And many Haitians are suspicious of the influx of U.S. troops, claiming that the U.S. has been looking for excuses, for a long-time, to regain U.S. military control of their country.
With the inundation of images of death, injury, and collapse in Haiti, realities are emerging about the global relationships that set the stage for these kinds of catastrophes and divert resources to war and militarism instead of real relief.
Over eight years of war and occupation in Afghanistan and six in Iraq have left those countries utterly devastated. More than a million Iraqis and thousands of Afghanis have died, with countless people in Iraq and Afghanistan displaced to neighboring countries. Infrastructures, homes, schools, and mosques lie in ruin, and those who remain must deal with societies destabilized and ethnically polarized by wars that fuel these divisions, on top of the constant U.S. and international military presence. As we enter 2010, there is no end in sight to the occupations, and viable alternative social structures in these countries have been flattened by devastating military campaigns.
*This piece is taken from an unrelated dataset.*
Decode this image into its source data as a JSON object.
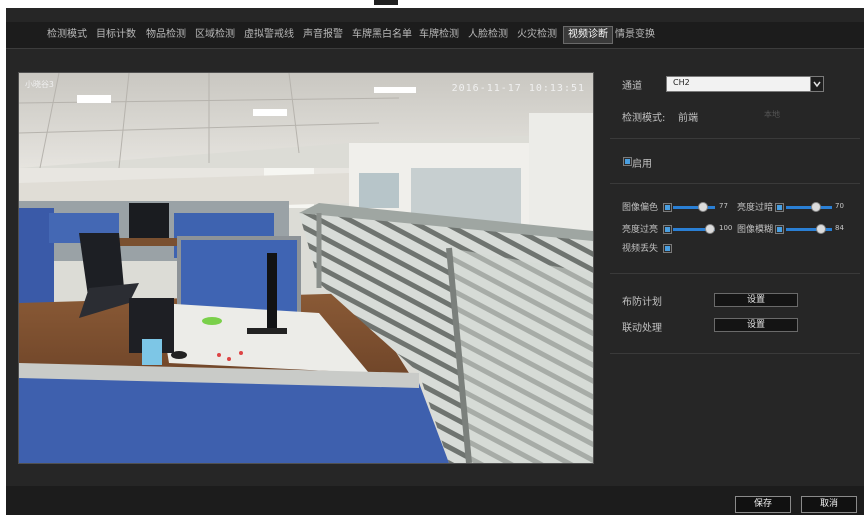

If the images of these wars were widely circulated in the media, they too would shock and horrify the world.
Now, as Haiti lies in shambles, the Obama administration is asking Americans to reach deep into their pockets to fund an escalating military campaign and countless more years of destruction in Iraq and Afghanistan. And the same troops being sent to fight these wars are also being deployed to Haiti, a country desperately in need of humanitarian aid, not military presence.
As we live this painful historical moment, the words of Dr. Martin Luther King, Jr. – whose birthday was celebrated Monday – in reference to the Vietnam War, are eerily relevant:
We must move past indecision to action. We must find new ways to speak for peace in Vietnam and justice throughout the developing world, a world that borders on our doors. If we do not act, we shall surely be dragged down the long dark and shameful corridors of time reserved for those who possess power without compassion, might without morality, and strength without sight.
Now, let us begin. Now, let us rededicate ourselves to the long and bitter—but beautiful—struggle for a new world… Shall we say the odds are too great? Shall we tell them the struggle is too hard? Will our message be that the forces of American life militate against their arrival as full men, and we send our deepest regrets? Or will there be another message, of longing, of hope, of solidarity with their yearnings, of commitment to their cause, whatever the cost? The choice is ours, and though we might prefer it otherwise, we must choose in this crucial moment of human history.
- Dr. Martin Luther King, Jr., April 4th, 1967